Who do you know on the level of War and Peace, or some other weighty volume?

Who knows you in that level of detail?


Where and with whom is it time to read the full volume of their life story? Perhaps this process will help you write a few extra chapters together in the days and years ahead.

If you must speak ill of another

“If you must speak ill of another, do not speak it. Write it in the sand near the water’s edge.”

—Napoleon Hill, 20th Century American self-help Author

Image of "Time" written in the sand

Image from designtuts

Holding one’s tongue is pretty difficult to do, literally and figuratively. In both cases, it can be slippery and make you look bad, or at least silly.

Awareness of our inner voices can provide a few seconds of buffer time before we put those views or opinions on an external speaker. In many cases, prevention is definitely worth a pound of cure.

The same is often true for e-mail and especially texting, given the rapid turn-around on these forms of communication.


Where would waiting and allowing more time to pass before you speak or communicate through the written word enhance and improve your personal and professional relationships?

In every man there is something

“In every man there is something wherein I may learn of him, and in that I am his pupil.”

Ralph Waldo Emerson, 19th Century American essayist and poet

Image of two people talking at a business meeting

Image from Unsplash by raw pixel

There is a wise saying about the fact that we have one mouth and two ears, and should use them proportionately.

For most of us, coaching, teaching, advising, and mentoring others, although with good intentions, plays into the fact that we often prefer to be interesting rather than interested.

Consider yourself an explorer or a miner looking for the gold in “them thar’ hills.” To reap such riches, the only tools you would need would be an open set of eyes, ears, and of course, an open mind.


In what area of your life is it far more important to be the pupil rather than the teacher?

What is it that you most wish to learn to support either your personal or professional life?

Who are the specific teachers in your world that hold the wisdom you seek?

Listen or your tongue will keep you deaf

“Listen or your tongue will keep you deaf.”

—Cree Nation Proverb

Image of a man's profile, with the sunset behind him

Image from Unsplash by Ashton Bingham

How many ways are there to take in information about the world? Probably first on your list would be the capacity to hear. Take a minute to examine all your other senses to notice how they allow you to fully take in what is happening around you.

Considerable research has been done to demonstrate enhanced perception of the other senses when working without the capacity to hear.

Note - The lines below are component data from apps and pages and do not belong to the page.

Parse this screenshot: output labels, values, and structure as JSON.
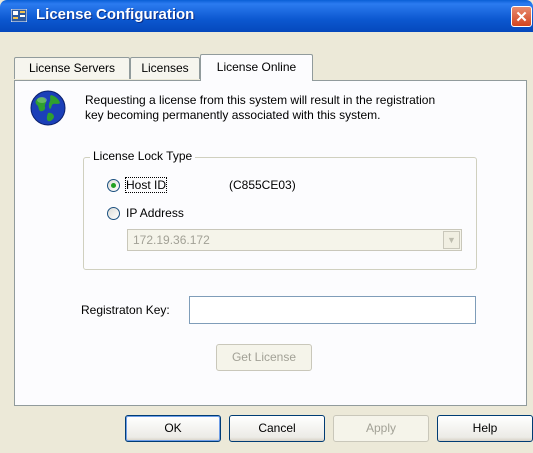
{
  "window": {
    "title": "License Configuration",
    "close_glyph": "✕"
  },
  "tabs": [
    {
      "label": "License Servers",
      "active": false
    },
    {
      "label": "Licenses",
      "active": false
    },
    {
      "label": "License Online",
      "active": true
    }
  ],
  "info": {
    "icon": "globe-icon",
    "text_line1": "Requesting a license from this system will result in the registration",
    "text_line2": "key becoming permanently associated with this system."
  },
  "lock_type": {
    "group_label": "License Lock Type",
    "host_id_label": "Host ID",
    "host_id_value": "(C855CE03)",
    "host_id_selected": true,
    "ip_label": "IP Address",
    "ip_selected": false,
    "ip_value": "172.19.36.172"
  },
  "registration": {
    "label": "Registraton Key:",
    "value": "",
    "get_license_label": "Get License"
  },
  "footer": {
    "ok_label": "OK",
    "cancel_label": "Cancel",
    "apply_label": "Apply",
    "help_label": "Help"
  },
  "colors": {
    "titlebar": "#0A5FD6",
    "dialog_bg": "#ECE9D8",
    "panel_bg": "#FCFCFE",
    "disabled_text": "#A2A196",
    "close_button": "#D1441F"
  }
}
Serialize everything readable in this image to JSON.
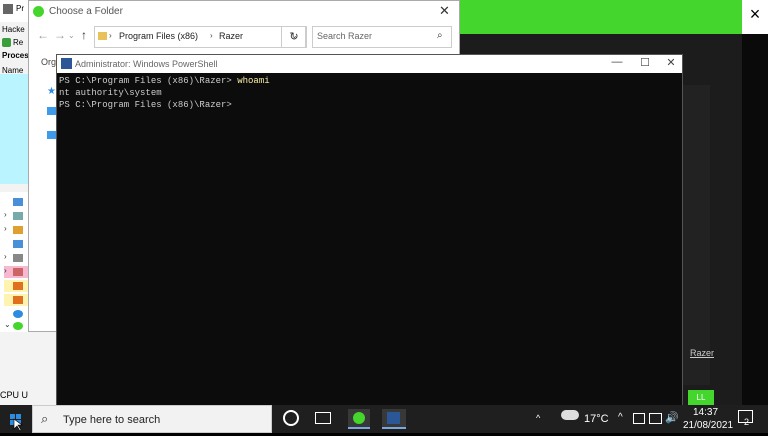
{
  "process_hacker": {
    "title_fragment": "Pr",
    "menu_fragment": "Hacke",
    "toolbar_fragment": "Re",
    "tab_fragment": "Proces",
    "column_fragment": "Name",
    "status_fragment": "CPU U"
  },
  "folder_dialog": {
    "title": "Choose a Folder",
    "path_parts": [
      "Program Files (x86)",
      "Razer"
    ],
    "search_placeholder": "Search Razer",
    "organize_fragment": "Org"
  },
  "powershell": {
    "title": "Administrator: Windows PowerShell",
    "lines": [
      {
        "prompt": "PS C:\\Program Files (x86)\\Razer> ",
        "cmd": "whoami"
      },
      {
        "prompt": "nt authority\\system",
        "cmd": ""
      },
      {
        "prompt": "PS C:\\Program Files (x86)\\Razer>",
        "cmd": ""
      }
    ]
  },
  "razer": {
    "link_fragment": "Razer",
    "button_fragment": "LL",
    "accent": "#44d62c"
  },
  "taskbar": {
    "search_placeholder": "Type here to search",
    "temperature": "17°C",
    "time": "14:37",
    "date": "21/08/2021",
    "notification_count": "2"
  }
}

Many of us experience a form of temporary deafness throughout our day in both our personal and professional communities. The act of speaking, and perhaps talking too often or too much, actually diminishes our capacity to hear and fully listen to the ideas and contributions of others.

Consider another wise saying: When you’re doing all the talking you’re not learning anything. (Amy Castro, Performance Communication expert)


Where and with whom would a quiet tongue and a far more open set of ears provide the greatest benefit?

Consider sharing this intention to listen more full with at least one key person in your life.

Tweeting has taught me the discipline to say more with fewer words

“Tweeting has taught me the discipline to say more with fewer words.”

—Adam Grant, American psychologist

Image of Adam Grant's tweet

Image from twitter

The social media site Twitter was launched in 2006 with the original format of only 140 characters. Toward the end of 2017 this limit was doubled for all languages except Chinese, Japanese, and Korean.

Regardless of your views on this platform, hundreds of millions of users find it an engaging medium to communicate their views on matters of both modest and significant interest.

Adam Grant, the author of books such as, Give and Take, Originals, and Option “B” with Sheryl Sandberg, has over 200,000 Twitter followers who obviously resonate with his concise and to-the-point nuggets of wisdom.


Where in your personal or professional communities would saying more with fewer words have the greatest impact and value? Where can this “Less is More” communication strategy be applied today?